The Catholic Church was tasked with running more than 150 residential schools for Indigenous children in Canada. … But Indigenous and non-Indigenous leaders alike have said the statement falls short of culpability.
How many residential schools were run by the Catholic Church?
Of those schools, 44 were operated by Roman Catholics; 21 were operated by the Church of England / Anglican Church of Canada; 13 were operated by the United Church of Canada, and 2 were operated by Presbyterians.
What percentage of residential schools were Catholic?
Over 60 per cent of residential schools were run by Catholic dioceses and orders.
What churches were involved in residential schools?
The Indian residential schools in Canada were predominately funded and operated by the Government of Canada and Roman Catholic, Anglican, Methodist, Presbyterian and United churches.
What religion did they teach in residential schools?
2 : Truth and Reconciliation Commission of Canada, They Came for the Children, 15. The two largest religious organizations behind the residential schools were the Roman Catholic Oblates Order of Mary Immaculate and the Church Missionary Society of the Anglican Church (the Church of England).
Did the Catholic Church apologize for residential schools?
The Archbishop of Toronto has offered a prepared explanation as to why the Catholic Church hasn’t apologized for its role in the abuse suffered by Indigenous children in residential schools. … The Archdiocese says there’s no such thing as one entity of the Catholic Church of Canada.
Why are residential schools bad?
Residential schools systematically undermined Indigenous, First Nations, Métis and Inuit cultures across Canada and disrupted families for generations, severing the ties through which Indigenous culture is taught and sustained, and contributing to a general loss of language and culture.
Did residential schools exist in America?
Native American boarding schools, also known as Indian Residential Schools, were established in the United States during the early 19th and mid 20th centuries with a primary objective of “civilizing” or assimilating Native American children and youth into Euro-American culture.
Why do Catholic schools pay so little?

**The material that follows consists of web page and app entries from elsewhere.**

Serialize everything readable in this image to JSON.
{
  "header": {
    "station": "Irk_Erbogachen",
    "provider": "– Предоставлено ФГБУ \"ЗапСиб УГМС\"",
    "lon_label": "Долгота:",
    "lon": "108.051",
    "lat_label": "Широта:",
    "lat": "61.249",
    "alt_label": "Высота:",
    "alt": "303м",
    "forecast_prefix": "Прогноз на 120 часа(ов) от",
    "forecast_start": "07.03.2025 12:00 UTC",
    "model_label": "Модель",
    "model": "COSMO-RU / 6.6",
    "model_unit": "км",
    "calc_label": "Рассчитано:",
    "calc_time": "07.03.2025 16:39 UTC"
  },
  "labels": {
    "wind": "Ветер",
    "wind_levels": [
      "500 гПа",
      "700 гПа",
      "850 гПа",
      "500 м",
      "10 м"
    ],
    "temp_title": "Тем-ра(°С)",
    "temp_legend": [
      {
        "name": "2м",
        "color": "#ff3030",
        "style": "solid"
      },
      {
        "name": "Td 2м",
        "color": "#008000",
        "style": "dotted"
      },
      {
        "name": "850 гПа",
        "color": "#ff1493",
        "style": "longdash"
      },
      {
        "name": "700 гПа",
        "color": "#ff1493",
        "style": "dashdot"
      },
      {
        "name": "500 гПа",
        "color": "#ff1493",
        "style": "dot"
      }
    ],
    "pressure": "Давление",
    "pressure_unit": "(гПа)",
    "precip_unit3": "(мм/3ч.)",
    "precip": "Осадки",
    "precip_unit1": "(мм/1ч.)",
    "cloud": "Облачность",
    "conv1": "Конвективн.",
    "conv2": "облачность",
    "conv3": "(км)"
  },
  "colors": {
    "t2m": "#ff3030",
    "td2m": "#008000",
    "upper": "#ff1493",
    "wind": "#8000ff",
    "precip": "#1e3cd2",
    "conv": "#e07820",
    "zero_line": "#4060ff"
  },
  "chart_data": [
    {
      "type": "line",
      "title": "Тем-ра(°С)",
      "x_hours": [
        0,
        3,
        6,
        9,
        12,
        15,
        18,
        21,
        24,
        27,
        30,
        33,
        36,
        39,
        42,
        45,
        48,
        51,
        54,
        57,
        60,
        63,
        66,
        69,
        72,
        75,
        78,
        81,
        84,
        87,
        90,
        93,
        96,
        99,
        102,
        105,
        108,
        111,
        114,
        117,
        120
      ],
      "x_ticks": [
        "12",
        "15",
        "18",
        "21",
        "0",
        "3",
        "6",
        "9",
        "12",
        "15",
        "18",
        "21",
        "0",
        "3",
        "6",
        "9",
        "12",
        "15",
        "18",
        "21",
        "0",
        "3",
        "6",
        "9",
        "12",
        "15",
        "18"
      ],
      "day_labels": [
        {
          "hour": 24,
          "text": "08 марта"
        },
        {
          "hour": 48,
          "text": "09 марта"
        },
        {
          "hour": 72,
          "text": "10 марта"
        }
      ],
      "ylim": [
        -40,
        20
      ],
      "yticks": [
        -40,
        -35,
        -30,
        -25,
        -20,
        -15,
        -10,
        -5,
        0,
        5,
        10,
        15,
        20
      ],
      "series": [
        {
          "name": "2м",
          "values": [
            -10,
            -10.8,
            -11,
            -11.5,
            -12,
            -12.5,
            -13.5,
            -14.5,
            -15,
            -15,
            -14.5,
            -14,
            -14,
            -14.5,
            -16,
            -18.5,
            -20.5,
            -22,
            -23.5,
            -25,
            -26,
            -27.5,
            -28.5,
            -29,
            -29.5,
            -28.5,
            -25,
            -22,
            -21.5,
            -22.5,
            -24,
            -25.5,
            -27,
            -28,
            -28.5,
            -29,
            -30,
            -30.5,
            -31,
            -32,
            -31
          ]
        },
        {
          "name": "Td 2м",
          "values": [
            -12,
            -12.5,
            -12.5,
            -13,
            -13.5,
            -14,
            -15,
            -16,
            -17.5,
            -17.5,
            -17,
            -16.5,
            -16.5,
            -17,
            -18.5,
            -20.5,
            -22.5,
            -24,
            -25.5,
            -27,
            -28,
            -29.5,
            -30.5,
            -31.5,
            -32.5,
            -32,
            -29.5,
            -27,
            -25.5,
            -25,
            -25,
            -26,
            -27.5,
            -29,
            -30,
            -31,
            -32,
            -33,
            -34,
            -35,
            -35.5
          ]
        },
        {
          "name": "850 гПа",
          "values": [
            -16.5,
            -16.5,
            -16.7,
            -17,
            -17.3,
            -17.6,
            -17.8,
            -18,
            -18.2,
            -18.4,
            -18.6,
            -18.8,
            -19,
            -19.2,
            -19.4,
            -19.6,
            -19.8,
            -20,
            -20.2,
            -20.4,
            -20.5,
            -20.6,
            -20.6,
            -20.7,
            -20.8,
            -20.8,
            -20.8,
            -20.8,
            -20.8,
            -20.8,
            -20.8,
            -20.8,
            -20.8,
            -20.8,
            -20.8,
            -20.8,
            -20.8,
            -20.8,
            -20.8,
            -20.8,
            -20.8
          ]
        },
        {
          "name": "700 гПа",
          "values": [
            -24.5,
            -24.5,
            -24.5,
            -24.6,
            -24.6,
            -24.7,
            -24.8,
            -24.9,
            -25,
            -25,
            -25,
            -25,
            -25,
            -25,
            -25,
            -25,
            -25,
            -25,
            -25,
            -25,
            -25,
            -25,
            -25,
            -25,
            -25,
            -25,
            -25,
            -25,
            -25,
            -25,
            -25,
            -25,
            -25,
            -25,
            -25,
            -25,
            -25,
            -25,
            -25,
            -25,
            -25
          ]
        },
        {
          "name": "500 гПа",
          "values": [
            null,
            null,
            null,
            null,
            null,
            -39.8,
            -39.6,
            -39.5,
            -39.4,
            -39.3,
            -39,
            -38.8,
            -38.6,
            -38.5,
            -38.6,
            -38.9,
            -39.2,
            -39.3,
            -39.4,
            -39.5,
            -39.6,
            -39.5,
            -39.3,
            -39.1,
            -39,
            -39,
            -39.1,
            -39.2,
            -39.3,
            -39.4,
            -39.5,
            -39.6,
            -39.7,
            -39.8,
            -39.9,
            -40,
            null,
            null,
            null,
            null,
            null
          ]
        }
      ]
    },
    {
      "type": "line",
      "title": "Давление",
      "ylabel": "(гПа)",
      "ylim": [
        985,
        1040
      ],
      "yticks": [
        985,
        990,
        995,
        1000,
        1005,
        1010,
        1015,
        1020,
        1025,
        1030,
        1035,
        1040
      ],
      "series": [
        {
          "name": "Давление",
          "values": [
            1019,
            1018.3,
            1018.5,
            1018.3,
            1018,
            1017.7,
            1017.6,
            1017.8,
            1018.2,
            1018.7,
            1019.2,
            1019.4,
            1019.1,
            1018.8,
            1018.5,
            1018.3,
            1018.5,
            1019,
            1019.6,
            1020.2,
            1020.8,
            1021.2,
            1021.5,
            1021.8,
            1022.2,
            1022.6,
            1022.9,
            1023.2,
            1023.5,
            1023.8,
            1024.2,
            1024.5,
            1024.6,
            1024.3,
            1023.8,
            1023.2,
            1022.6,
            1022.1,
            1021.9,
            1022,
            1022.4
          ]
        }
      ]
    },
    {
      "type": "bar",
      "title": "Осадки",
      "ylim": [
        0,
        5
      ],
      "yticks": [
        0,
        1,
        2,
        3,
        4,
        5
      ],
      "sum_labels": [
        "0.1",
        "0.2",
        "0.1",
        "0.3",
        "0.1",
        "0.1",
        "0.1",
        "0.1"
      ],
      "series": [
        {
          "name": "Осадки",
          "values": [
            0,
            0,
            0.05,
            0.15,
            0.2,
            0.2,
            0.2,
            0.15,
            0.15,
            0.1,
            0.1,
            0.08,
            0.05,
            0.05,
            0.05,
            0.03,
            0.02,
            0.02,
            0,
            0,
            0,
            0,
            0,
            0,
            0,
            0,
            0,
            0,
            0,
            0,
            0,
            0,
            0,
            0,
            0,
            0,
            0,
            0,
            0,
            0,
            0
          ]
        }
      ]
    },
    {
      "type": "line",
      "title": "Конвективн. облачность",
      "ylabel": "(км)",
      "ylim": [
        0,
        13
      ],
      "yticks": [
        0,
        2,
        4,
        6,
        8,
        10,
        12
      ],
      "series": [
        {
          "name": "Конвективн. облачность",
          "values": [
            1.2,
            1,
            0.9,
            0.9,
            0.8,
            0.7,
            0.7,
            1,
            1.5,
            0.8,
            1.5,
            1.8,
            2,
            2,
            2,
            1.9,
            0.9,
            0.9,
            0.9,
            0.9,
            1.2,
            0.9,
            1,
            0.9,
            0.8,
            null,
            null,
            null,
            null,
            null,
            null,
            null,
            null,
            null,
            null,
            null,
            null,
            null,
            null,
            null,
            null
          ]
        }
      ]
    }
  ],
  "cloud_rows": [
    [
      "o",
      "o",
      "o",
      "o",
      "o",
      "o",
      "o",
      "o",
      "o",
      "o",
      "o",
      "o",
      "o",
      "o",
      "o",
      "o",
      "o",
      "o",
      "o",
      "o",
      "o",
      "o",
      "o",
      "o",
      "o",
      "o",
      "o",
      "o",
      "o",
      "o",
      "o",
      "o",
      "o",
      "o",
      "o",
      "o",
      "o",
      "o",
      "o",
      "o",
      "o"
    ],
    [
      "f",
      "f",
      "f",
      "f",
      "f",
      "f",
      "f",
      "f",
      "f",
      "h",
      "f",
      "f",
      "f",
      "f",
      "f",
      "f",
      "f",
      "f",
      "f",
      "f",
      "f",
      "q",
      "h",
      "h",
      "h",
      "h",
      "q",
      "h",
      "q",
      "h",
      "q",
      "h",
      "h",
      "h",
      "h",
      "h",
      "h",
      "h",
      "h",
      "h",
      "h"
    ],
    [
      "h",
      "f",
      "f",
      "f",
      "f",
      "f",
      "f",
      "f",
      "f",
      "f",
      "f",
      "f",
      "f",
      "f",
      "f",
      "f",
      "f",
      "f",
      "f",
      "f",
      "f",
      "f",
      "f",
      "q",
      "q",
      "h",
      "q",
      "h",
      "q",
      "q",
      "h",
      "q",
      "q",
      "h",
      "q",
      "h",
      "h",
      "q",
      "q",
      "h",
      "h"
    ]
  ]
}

Catholic schools do not receive funding from the government in the United States because of laws regarding separation of church and state. For this reason, much of the funding for teacher salaries in Catholic schools comes from the tuition students and their parents pay.
Why Catholic schools are better?
Catholic schools focus on instilling character so students make the right choices, no matter what their friends or others might say. … Catholic school students are less likely to have their marriages end in divorce; they vote more often; and for what it’s worth, they also earn more money throughout their lifetime.
What was the worst residential school?
While it was in operation, the school took Cree students from the Fort Albany First Nation and area.
|St. Anne’s Indian Residential School|
|Founder||Oblates of Mary Immaculate, Grey Nuns of the Cross|
Did anything good come from residential schools?
The students’ experiences of residential schools were not all bad. Different people had differing experiences. Many dedicated, good people worked in the system. The system itself however was designed “to educate & colonize a people against their will,” as the missionary Hugh McKay admitted in 1903.
Who was responsible for residential schools?
What is a residential school? In the 19th century, the Canadian government believed it was responsible for educating and caring for aboriginal people in Canada. It thought their best chance for success was to learn English and adopt Christianity and Canadian customs.
Who apologized for residential schools?
On June 11, 2008, on behalf of the Government of Canada and all Canadians, then-Prime Minister Stephen Harper stood in the House of Commons to deliver an apology to students of Indian residential schools, their families, and communities.
How did children die in residential schools?
The main killer was disease, particularly tuberculosis. Given their cramped conditions and negligent health practices, residential schools were hotbeds for the spread of TB.
What were the punishments in residential schools?
Records show that everything from speaking an Aboriginal language, to bedwetting, running away, smiling at children of the opposite sex or at one’s siblings, provoked whippings, strappings, beatings, and other forms of abuse and humiliation. In some cases children were ‘punished’ for no apparent reason.